Your instructions
Extract all of the data and reproduce it precisely.
═════ Data shown
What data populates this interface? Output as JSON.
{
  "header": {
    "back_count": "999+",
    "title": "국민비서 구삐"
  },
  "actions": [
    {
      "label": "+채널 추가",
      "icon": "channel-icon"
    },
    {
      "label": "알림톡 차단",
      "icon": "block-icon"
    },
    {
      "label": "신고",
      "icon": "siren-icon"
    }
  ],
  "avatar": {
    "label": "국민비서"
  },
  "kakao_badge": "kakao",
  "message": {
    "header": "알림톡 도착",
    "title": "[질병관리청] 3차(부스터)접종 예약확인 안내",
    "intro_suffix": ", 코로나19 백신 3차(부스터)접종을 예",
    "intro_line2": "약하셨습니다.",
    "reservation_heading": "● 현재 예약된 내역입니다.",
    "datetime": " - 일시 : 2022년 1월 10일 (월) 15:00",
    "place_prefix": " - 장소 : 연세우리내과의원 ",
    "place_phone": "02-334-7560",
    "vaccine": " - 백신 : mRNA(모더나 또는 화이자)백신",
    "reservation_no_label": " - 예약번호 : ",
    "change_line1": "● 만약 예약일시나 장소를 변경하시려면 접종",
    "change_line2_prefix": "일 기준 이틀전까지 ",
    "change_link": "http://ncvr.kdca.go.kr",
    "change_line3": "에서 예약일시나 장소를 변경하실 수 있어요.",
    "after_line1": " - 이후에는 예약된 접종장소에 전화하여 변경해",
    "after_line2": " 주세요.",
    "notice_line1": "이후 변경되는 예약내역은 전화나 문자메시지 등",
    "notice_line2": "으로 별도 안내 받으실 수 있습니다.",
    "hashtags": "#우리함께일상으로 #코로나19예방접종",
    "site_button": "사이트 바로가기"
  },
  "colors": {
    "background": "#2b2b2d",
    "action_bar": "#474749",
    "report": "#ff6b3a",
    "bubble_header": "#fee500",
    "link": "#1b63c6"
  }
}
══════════
Your response
What data populates this interface? Output as JSON.
{
  "header": {
    "back_count": "999+",
    "title": "국민비서 구삐"
  },
  "actions": [
    {
      "label": "+채널 추가",
      "icon": "channel-icon"
    },
    {
      "label": "알림톡 차단",
      "icon": "block-icon"
    },
    {
      "label": "신고",
      "icon": "siren-icon"
    }
  ],
  "avatar": {
    "label": "국민비서"
  },
  "kakao_badge": "kakao",
  "message": {
    "header": "알림톡 도착",
    "title": "[질병관리청] 3차(부스터)접종 예약확인 안내",
    "intro_suffix": ", 코로나19 백신 3차(부스터)접종을 예",
    "intro_line2": "약하셨습니다.",
    "reservation_heading": "● 현재 예약된 내역입니다.",
    "datetime": " - 일시 : 2022년 1월 10일 (월) 15:00",
    "place_prefix": " - 장소 : 연세우리내과의원 ",
    "place_phone": "02-334-7560",
    "vaccine": " - 백신 : mRNA(모더나 또는 화이자)백신",
    "reservation_no_label": " - 예약번호 : ",
    "change_line1": "● 만약 예약일시나 장소를 변경하시려면 접종",
    "change_line2_prefix": "일 기준 이틀전까지 ",
    "change_link": "http://ncvr.kdca.go.kr",
    "change_line3": "에서 예약일시나 장소를 변경하실 수 있어요.",
    "after_line1": " - 이후에는 예약된 접종장소에 전화하여 변경해",
    "after_line2": " 주세요.",
    "notice_line1": "이후 변경되는 예약내역은 전화나 문자메시지 등",
    "notice_line2": "으로 별도 안내 받으실 수 있습니다.",
    "hashtags": "#우리함께일상으로 #코로나19예방접종",
    "site_button": "사이트 바로가기"
  },
  "colors": {
    "background": "#2b2b2d",
    "action_bar": "#474749",
    "report": "#ff6b3a",
    "bubble_header": "#fee500",
    "link": "#1b63c6"
  }
}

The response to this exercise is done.